Tukatech aims to help brands resolve this problem with its TUKAcad pattern-making and grading solution, which imports 2D patterns directly to TUKA3D, its virtual sample making tool. Once the 3D sample has been approved, the manufacturer can also use TUKAcad for remaining pre-production work, and costing or production markers.
Virtual clothing lines
Gerber Technology’s Pillet stresses that even small companies and startups should adopt 3D. “Imagine being able to build your virtual clothing line, put it out on social media, see how many likes you get, and then go out and buy fabric for the styles with the highest likes only. Fabric inventory unused could put a small company out of business.”
The skills gap
However, the successful implementation of 3D design and prototyping tools requires a change of mindset around training and staff roles, industry experts say
A key challenge for designers is to think and design in virtual 3D from the very start of their process, while becoming familiar with the technical implications and requirements for their 3D models if they may be applied further downstream in the organisation.
“In a sense, the designer of the future has to be a concept artist, pattern maker and 3D artist combined,” says Joost Alferdinck, chief product officer at PixelPool.
Catherine Cole, CEO of Motif, a knowledge hub and e-learning platform launched by Alvanon in 2018, stresses that in order to successfully adopt 3D technology, clothing brands and manufacturers should first take a step back and “focus on the ‘why’ of digital transformation.”
She explains that “understanding what 3D solves positions companies to identify the areas of opportunity and the teams that will pilot specific proof of concept projects.”

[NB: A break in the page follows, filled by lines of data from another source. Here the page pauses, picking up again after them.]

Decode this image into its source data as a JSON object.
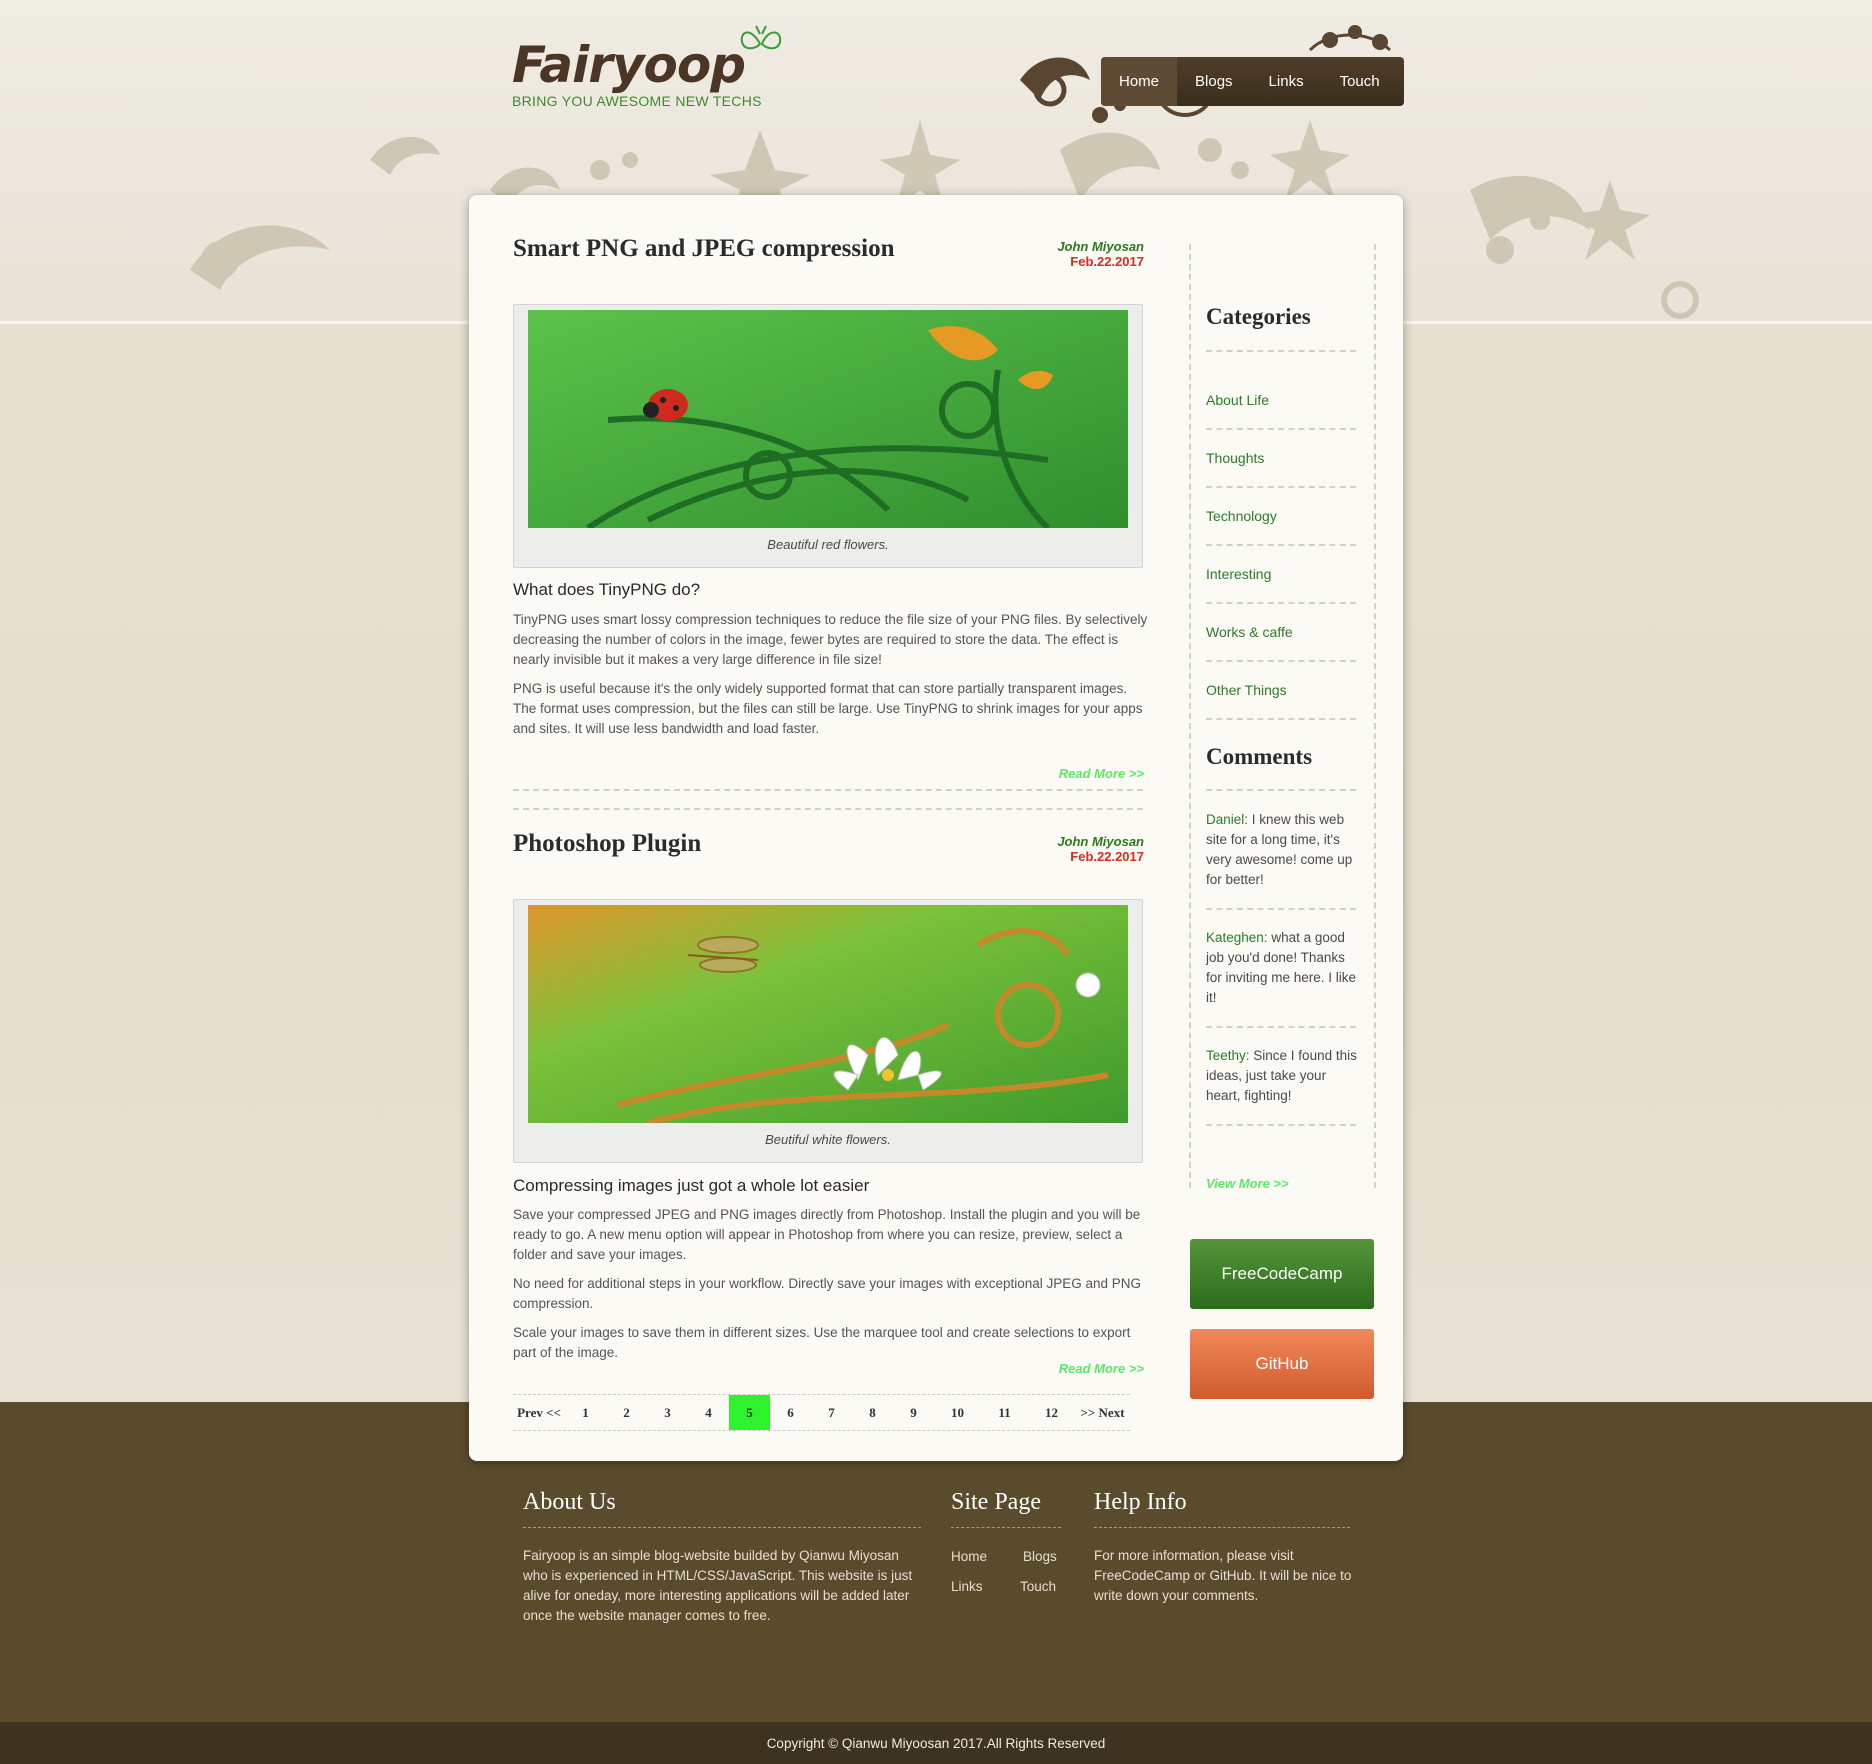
{
  "site": {
    "logo": "Fairyoop",
    "tagline": "BRING YOU AWESOME NEW TECHS"
  },
  "nav": {
    "items": [
      "Home",
      "Blogs",
      "Links",
      "Touch"
    ],
    "active": "Home"
  },
  "posts": [
    {
      "title": "Smart PNG and JPEG compression",
      "author": "John Miyosan",
      "date": "Feb.22.2017",
      "image_caption": "Beautiful red flowers.",
      "subheading": "What does TinyPNG do?",
      "paragraphs": [
        "TinyPNG uses smart lossy compression techniques to reduce the file size of your PNG files. By selectively decreasing the number of colors in the image, fewer bytes are required to store the data. The effect is nearly invisible but it makes a very large difference in file size!",
        "PNG is useful because it's the only widely supported format that can store partially transparent images. The format uses compression, but the files can still be large. Use TinyPNG to shrink images for your apps and sites. It will use less bandwidth and load faster."
      ],
      "read_more": "Read More >>"
    },
    {
      "title": "Photoshop Plugin",
      "author": "John Miyosan",
      "date": "Feb.22.2017",
      "image_caption": "Beutiful white flowers.",
      "subheading": "Compressing images just got a whole lot easier",
      "paragraphs": [
        "Save your compressed JPEG and PNG images directly from Photoshop. Install the plugin and you will be ready to go. A new menu option will appear in Photoshop from where you can resize, preview, select a folder and save your images.",
        "No need for additional steps in your workflow. Directly save your images with exceptional JPEG and PNG compression.",
        "Scale your images to save them in different sizes. Use the marquee tool and create selections to export part of the image."
      ],
      "read_more": "Read More >>"
    }
  ],
  "pagination": {
    "prev": "Prev <<",
    "pages": [
      "1",
      "2",
      "3",
      "4",
      "5",
      "6",
      "7",
      "8",
      "9",
      "10",
      "11",
      "12"
    ],
    "current": "5",
    "next": ">> Next"
  },
  "sidebar": {
    "categories_title": "Categories",
    "categories": [
      "About Life",
      "Thoughts",
      "Technology",
      "Interesting",
      "Works & caffe",
      "Other Things"
    ],
    "comments_title": "Comments",
    "comments": [
      {
        "author": "Daniel:",
        "text": " I knew this web site for a long time, it's very awesome! come up for better!"
      },
      {
        "author": "Kateghen:",
        "text": " what a good job you'd done! Thanks for inviting me here. I like it!"
      },
      {
        "author": "Teethy:",
        "text": " Since I found this ideas, just take your heart, fighting!"
      }
    ],
    "view_more": "View More >>",
    "buttons": [
      "FreeCodeCamp",
      "GitHub"
    ]
  },
  "footer": {
    "about_title": "About Us",
    "about_text": "Fairyoop is an simple blog-website builded by Qianwu Miyosan who is experienced in HTML/CSS/JavaScript. This website is just alive for oneday, more interesting applications will be added later once the website manager comes to free.",
    "site_title": "Site Page",
    "site_links": [
      "Home",
      "Blogs",
      "Links",
      "Touch"
    ],
    "help_title": "Help Info",
    "help_text": "For more information, please visit FreeCodeCamp or GitHub. It will be nice to write down your comments.",
    "copyright": "Copyright © Qianwu Miyoosan 2017.All Rights Reserved"
  },
  "colors": {
    "accent_green": "#2d7a2a",
    "read_more_green": "#5ee86a",
    "date_red": "#d52d1e",
    "nav_brown": "#3b2e1d",
    "footer_brown": "#5a4b2c",
    "pager_active": "#2ef32c"
  }
}
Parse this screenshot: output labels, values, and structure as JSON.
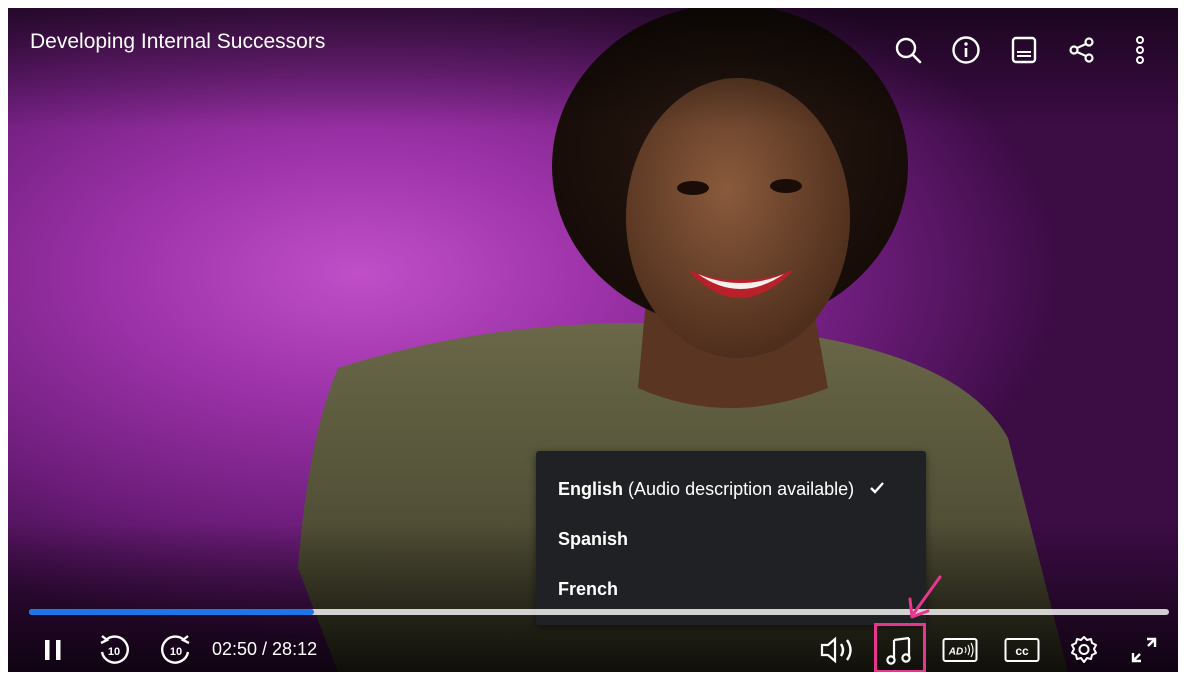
{
  "player": {
    "title": "Developing Internal Successors",
    "time_display": "02:50 / 28:12",
    "progress_fraction": 0.25
  },
  "audio_menu": {
    "items": [
      {
        "label": "English",
        "note": "(Audio description available)",
        "selected": true
      },
      {
        "label": "Spanish",
        "note": "",
        "selected": false
      },
      {
        "label": "French",
        "note": "",
        "selected": false
      }
    ]
  },
  "top_toolbar": {
    "icons": [
      "search-icon",
      "info-icon",
      "transcript-icon",
      "share-icon",
      "more-vertical-icon"
    ]
  },
  "bottom_toolbar": {
    "icons": [
      "pause-icon",
      "rewind-10-icon",
      "forward-10-icon",
      "volume-icon",
      "audio-track-icon",
      "audio-description-icon",
      "closed-captions-icon",
      "settings-icon",
      "fullscreen-icon"
    ],
    "rewind_label": "10",
    "forward_label": "10",
    "ad_label": "AD",
    "cc_label": "cc"
  },
  "colors": {
    "progress_accent": "#1d76e8",
    "highlight": "#e8358e",
    "menu_bg": "#202124"
  }
}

Cole says the key skills and experience needed include understanding digital work process flows, 3D computer aided design (CAD), analytical problem solving and an understanding of lean manufacturing. Given the challenge of upskilling staff while still managing business-as-usual, she advises that companies carry out skills training on a small scale, as this “will enable you to deliver measurable results quicker and facilitate training.”